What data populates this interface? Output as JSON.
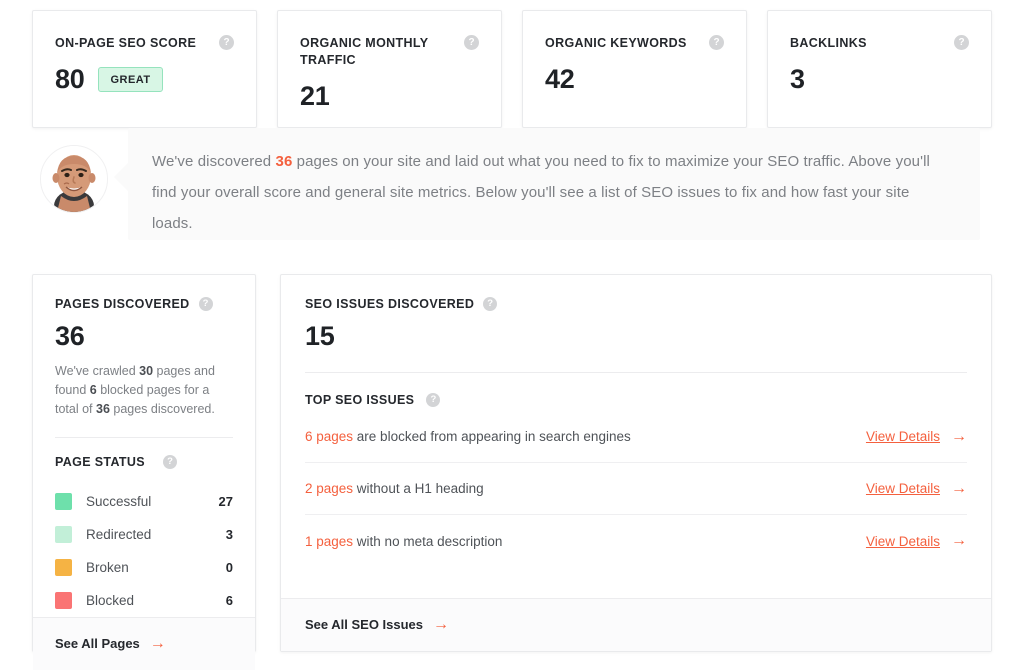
{
  "metrics": [
    {
      "title": "ON-PAGE SEO SCORE",
      "value": "80",
      "badge": "GREAT",
      "help": "?"
    },
    {
      "title": "ORGANIC MONTHLY TRAFFIC",
      "value": "21",
      "help": "?"
    },
    {
      "title": "ORGANIC KEYWORDS",
      "value": "42",
      "help": "?"
    },
    {
      "title": "BACKLINKS",
      "value": "3",
      "help": "?"
    }
  ],
  "assistant": {
    "avatar_alt": "advisor-avatar",
    "line1_a": "We've discovered ",
    "line1_count": "36",
    "line1_b": " pages on your site and laid out what you need to fix to maximize your SEO traffic. Above you'll find your overall score and general site metrics. Below you'll see a list of SEO issues to fix and how fast your site loads."
  },
  "pages_card": {
    "title": "PAGES DISCOVERED",
    "help": "?",
    "value": "36",
    "crawl_a": "We've crawled ",
    "crawl_crawled": "30",
    "crawl_b": " pages and found ",
    "crawl_blocked": "6",
    "crawl_c": " blocked pages for a total of ",
    "crawl_total": "36",
    "crawl_d": " pages discovered.",
    "status_title": "PAGE STATUS",
    "status_help": "?",
    "statuses": [
      {
        "label": "Successful",
        "count": "27",
        "color": "#6ee0ab"
      },
      {
        "label": "Redirected",
        "count": "3",
        "color": "#c2efd8"
      },
      {
        "label": "Broken",
        "count": "0",
        "color": "#f5b344"
      },
      {
        "label": "Blocked",
        "count": "6",
        "color": "#fa7474"
      }
    ],
    "footer_label": "See All Pages",
    "footer_arrow": "→"
  },
  "issues_card": {
    "title": "SEO ISSUES DISCOVERED",
    "help": "?",
    "value": "15",
    "top_title": "TOP SEO ISSUES",
    "top_help": "?",
    "rows": [
      {
        "count": "6 pages",
        "text": " are blocked from appearing in search engines",
        "action": "View Details",
        "arrow": "→"
      },
      {
        "count": "2 pages",
        "text": " without a H1 heading",
        "action": "View Details",
        "arrow": "→"
      },
      {
        "count": "1 pages",
        "text": " with no meta description",
        "action": "View Details",
        "arrow": "→"
      }
    ],
    "footer_label": "See All SEO Issues",
    "footer_arrow": "→"
  },
  "colors": {
    "accent": "#f4603e",
    "success": "#6ee0ab",
    "redirect": "#c2efd8",
    "broken": "#f5b344",
    "blocked": "#fa7474",
    "badge_bg": "#d8f6e5"
  }
}
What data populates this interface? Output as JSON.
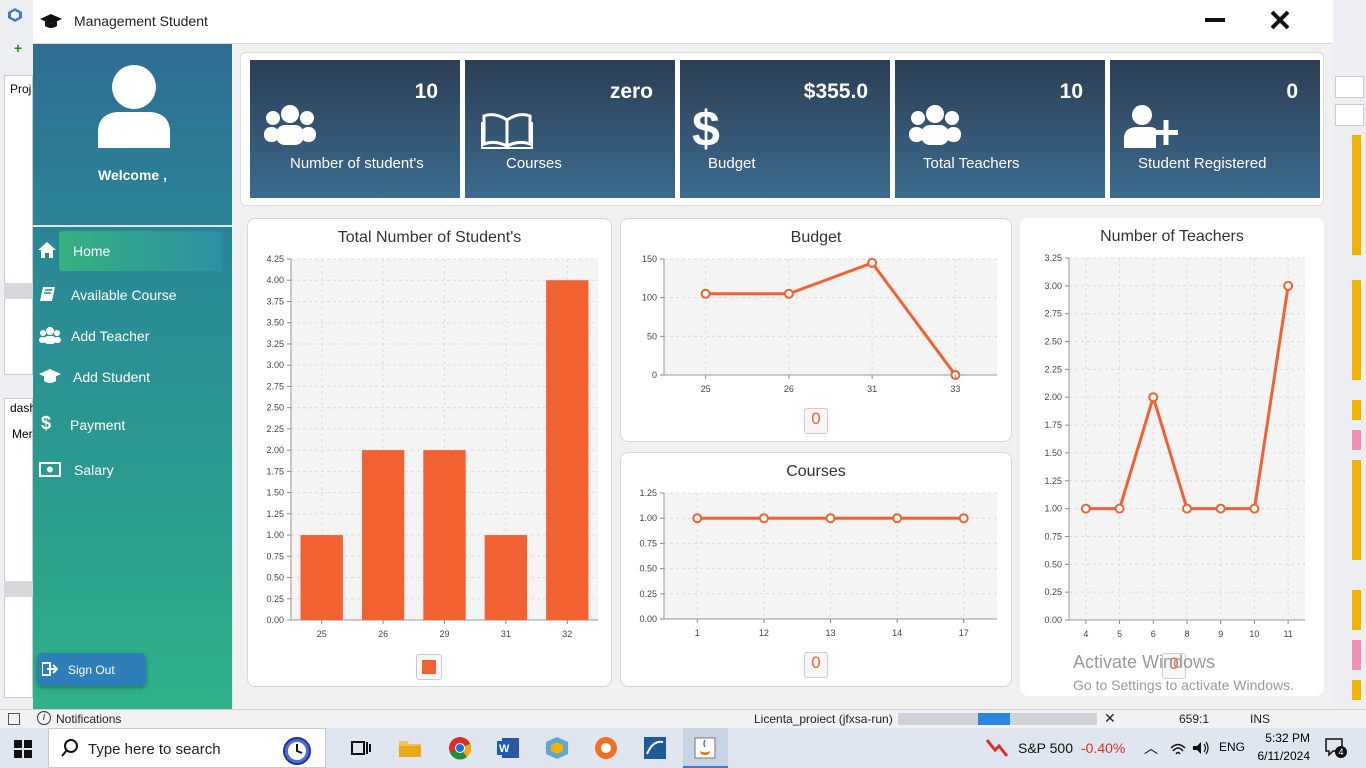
{
  "window": {
    "title": "Management Student"
  },
  "ide": {
    "left_tab_1": "Proj",
    "left_tab_2": "dash",
    "left_tab_3": "Mer"
  },
  "sidebar": {
    "welcome": "Welcome ,",
    "items": [
      {
        "label": "Home",
        "icon": "home-icon",
        "active": true
      },
      {
        "label": "Available Course",
        "icon": "book-icon"
      },
      {
        "label": "Add Teacher",
        "icon": "users-icon"
      },
      {
        "label": "Add Student",
        "icon": "graduation-cap-icon"
      },
      {
        "label": "Payment",
        "icon": "dollar-icon"
      },
      {
        "label": "Salary",
        "icon": "money-bill-icon"
      }
    ],
    "signout": "Sign Out"
  },
  "cards": [
    {
      "value": "10",
      "label": "Number of student's",
      "icon": "users-icon"
    },
    {
      "value": "zero",
      "label": "Courses",
      "icon": "open-book-icon"
    },
    {
      "value": "$355.0",
      "label": "Budget",
      "icon": "dollar-icon"
    },
    {
      "value": "10",
      "label": "Total Teachers",
      "icon": "users-icon"
    },
    {
      "value": "0",
      "label": "Student Registered",
      "icon": "user-plus-icon"
    }
  ],
  "chart_data": [
    {
      "type": "bar",
      "title": "Total Number of Student's",
      "categories": [
        "25",
        "26",
        "29",
        "31",
        "32"
      ],
      "values": [
        1,
        2,
        2,
        1,
        4
      ],
      "ylim": [
        0,
        4.25
      ],
      "yticks": [
        "0.00",
        "0.25",
        "0.50",
        "0.75",
        "1.00",
        "1.25",
        "1.50",
        "1.75",
        "2.00",
        "2.25",
        "2.50",
        "2.75",
        "3.00",
        "3.25",
        "3.50",
        "3.75",
        "4.00",
        "4.25"
      ],
      "color": "#f26132",
      "grid": true
    },
    {
      "type": "line",
      "title": "Budget",
      "categories": [
        "25",
        "26",
        "31",
        "33"
      ],
      "values": [
        105,
        105,
        145,
        0
      ],
      "ylim": [
        0,
        150
      ],
      "yticks": [
        "0",
        "50",
        "100",
        "150"
      ],
      "legend": "0",
      "color": "#f26132",
      "grid": true
    },
    {
      "type": "line",
      "title": "Courses",
      "categories": [
        "1",
        "12",
        "13",
        "14",
        "17"
      ],
      "values": [
        1,
        1,
        1,
        1,
        1
      ],
      "ylim": [
        0,
        1.25
      ],
      "yticks": [
        "0.00",
        "0.25",
        "0.50",
        "0.75",
        "1.00",
        "1.25"
      ],
      "legend": "0",
      "color": "#f26132",
      "grid": true
    },
    {
      "type": "line",
      "title": "Number of Teachers",
      "categories": [
        "4",
        "5",
        "6",
        "8",
        "9",
        "10",
        "11"
      ],
      "values": [
        1,
        1,
        2,
        1,
        1,
        1,
        3
      ],
      "ylim": [
        0,
        3.25
      ],
      "yticks": [
        "0.00",
        "0.25",
        "0.50",
        "0.75",
        "1.00",
        "1.25",
        "1.50",
        "1.75",
        "2.00",
        "2.25",
        "2.50",
        "2.75",
        "3.00",
        "3.25"
      ],
      "legend": "0",
      "color": "#f26132",
      "grid": true
    }
  ],
  "watermark": {
    "line1": "Activate Windows",
    "line2": "Go to Settings to activate Windows."
  },
  "statusbar": {
    "notifications": "Notifications",
    "project": "Licenta_proiect (jfxsa-run)",
    "progress": 0.4,
    "position": "659:1",
    "mode": "INS"
  },
  "taskbar": {
    "search_placeholder": "Type here to search",
    "stock_name": "S&P 500",
    "stock_change": "-0.40%",
    "lang": "ENG",
    "time": "5:32 PM",
    "date": "6/11/2024",
    "notif_count": "4"
  }
}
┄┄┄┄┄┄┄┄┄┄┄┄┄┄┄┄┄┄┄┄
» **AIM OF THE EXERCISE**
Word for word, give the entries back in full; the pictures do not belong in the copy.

» **RESULT FOR THIS TASK**
What data populates this interface? Output as JSON.
{
  "metrics": [
    {
      "title": "ON-PAGE SEO SCORE",
      "value": "80",
      "badge": "GREAT",
      "help": "?"
    },
    {
      "title": "ORGANIC MONTHLY TRAFFIC",
      "value": "21",
      "help": "?"
    },
    {
      "title": "ORGANIC KEYWORDS",
      "value": "42",
      "help": "?"
    },
    {
      "title": "BACKLINKS",
      "value": "3",
      "help": "?"
    }
  ],
  "assistant": {
    "avatar_alt": "advisor-avatar",
    "line1_a": "We've discovered ",
    "line1_count": "36",
    "line1_b": " pages on your site and laid out what you need to fix to maximize your SEO traffic. Above you'll find your overall score and general site metrics. Below you'll see a list of SEO issues to fix and how fast your site loads."
  },
  "pages_card": {
    "title": "PAGES DISCOVERED",
    "help": "?",
    "value": "36",
    "crawl_a": "We've crawled ",
    "crawl_crawled": "30",
    "crawl_b": " pages and found ",
    "crawl_blocked": "6",
    "crawl_c": " blocked pages for a total of ",
    "crawl_total": "36",
    "crawl_d": " pages discovered.",
    "status_title": "PAGE STATUS",
    "status_help": "?",
    "statuses": [
      {
        "label": "Successful",
        "count": "27",
        "color": "#6ee0ab"
      },
      {
        "label": "Redirected",
        "count": "3",
        "color": "#c2efd8"
      },
      {
        "label": "Broken",
        "count": "0",
        "color": "#f5b344"
      },
      {
        "label": "Blocked",
        "count": "6",
        "color": "#fa7474"
      }
    ],
    "footer_label": "See All Pages",
    "footer_arrow": "→"
  },
  "issues_card": {
    "title": "SEO ISSUES DISCOVERED",
    "help": "?",
    "value": "15",
    "top_title": "TOP SEO ISSUES",
    "top_help": "?",
    "rows": [
      {
        "count": "6 pages",
        "text": " are blocked from appearing in search engines",
        "action": "View Details",
        "arrow": "→"
      },
      {
        "count": "2 pages",
        "text": " without a H1 heading",
        "action": "View Details",
        "arrow": "→"
      },
      {
        "count": "1 pages",
        "text": " with no meta description",
        "action": "View Details",
        "arrow": "→"
      }
    ],
    "footer_label": "See All SEO Issues",
    "footer_arrow": "→"
  },
  "colors": {
    "accent": "#f4603e",
    "success": "#6ee0ab",
    "redirect": "#c2efd8",
    "broken": "#f5b344",
    "blocked": "#fa7474",
    "badge_bg": "#d8f6e5"
  }
}
What data populates this interface? Output as JSON.
{
  "window": {
    "title": "Management Student"
  },
  "ide": {
    "left_tab_1": "Proj",
    "left_tab_2": "dash",
    "left_tab_3": "Mer"
  },
  "sidebar": {
    "welcome": "Welcome ,",
    "items": [
      {
        "label": "Home",
        "icon": "home-icon",
        "active": true
      },
      {
        "label": "Available Course",
        "icon": "book-icon"
      },
      {
        "label": "Add Teacher",
        "icon": "users-icon"
      },
      {
        "label": "Add Student",
        "icon": "graduation-cap-icon"
      },
      {
        "label": "Payment",
        "icon": "dollar-icon"
      },
      {
        "label": "Salary",
        "icon": "money-bill-icon"
      }
    ],
    "signout": "Sign Out"
  },
  "cards": [
    {
      "value": "10",
      "label": "Number of student's",
      "icon": "users-icon"
    },
    {
      "value": "zero",
      "label": "Courses",
      "icon": "open-book-icon"
    },
    {
      "value": "$355.0",
      "label": "Budget",
      "icon": "dollar-icon"
    },
    {
      "value": "10",
      "label": "Total Teachers",
      "icon": "users-icon"
    },
    {
      "value": "0",
      "label": "Student Registered",
      "icon": "user-plus-icon"
    }
  ],
  "chart_data": [
    {
      "type": "bar",
      "title": "Total Number of Student's",
      "categories": [
        "25",
        "26",
        "29",
        "31",
        "32"
      ],
      "values": [
        1,
        2,
        2,
        1,
        4
      ],
      "ylim": [
        0,
        4.25
      ],
      "yticks": [
        "0.00",
        "0.25",
        "0.50",
        "0.75",
        "1.00",
        "1.25",
        "1.50",
        "1.75",
        "2.00",
        "2.25",
        "2.50",
        "2.75",
        "3.00",
        "3.25",
        "3.50",
        "3.75",
        "4.00",
        "4.25"
      ],
      "color": "#f26132",
      "grid": true
    },
    {
      "type": "line",
      "title": "Budget",
      "categories": [
        "25",
        "26",
        "31",
        "33"
      ],
      "values": [
        105,
        105,
        145,
        0
      ],
      "ylim": [
        0,
        150
      ],
      "yticks": [
        "0",
        "50",
        "100",
        "150"
      ],
      "legend": "0",
      "color": "#f26132",
      "grid": true
    },
    {
      "type": "line",
      "title": "Courses",
      "categories": [
        "1",
        "12",
        "13",
        "14",
        "17"
      ],
      "values": [
        1,
        1,
        1,
        1,
        1
      ],
      "ylim": [
        0,
        1.25
      ],
      "yticks": [
        "0.00",
        "0.25",
        "0.50",
        "0.75",
        "1.00",
        "1.25"
      ],
      "legend": "0",
      "color": "#f26132",
      "grid": true
    },
    {
      "type": "line",
      "title": "Number of Teachers",
      "categories": [
        "4",
        "5",
        "6",
        "8",
        "9",
        "10",
        "11"
      ],
      "values": [
        1,
        1,
        2,
        1,
        1,
        1,
        3
      ],
      "ylim": [
        0,
        3.25
      ],
      "yticks": [
        "0.00",
        "0.25",
        "0.50",
        "0.75",
        "1.00",
        "1.25",
        "1.50",
        "1.75",
        "2.00",
        "2.25",
        "2.50",
        "2.75",
        "3.00",
        "3.25"
      ],
      "legend": "0",
      "color": "#f26132",
      "grid": true
    }
  ],
  "watermark": {
    "line1": "Activate Windows",
    "line2": "Go to Settings to activate Windows."
  },
  "statusbar": {
    "notifications": "Notifications",
    "project": "Licenta_proiect (jfxsa-run)",
    "progress": 0.4,
    "position": "659:1",
    "mode": "INS"
  },
  "taskbar": {
    "search_placeholder": "Type here to search",
    "stock_name": "S&P 500",
    "stock_change": "-0.40%",
    "lang": "ENG",
    "time": "5:32 PM",
    "date": "6/11/2024",
    "notif_count": "4"
  }
}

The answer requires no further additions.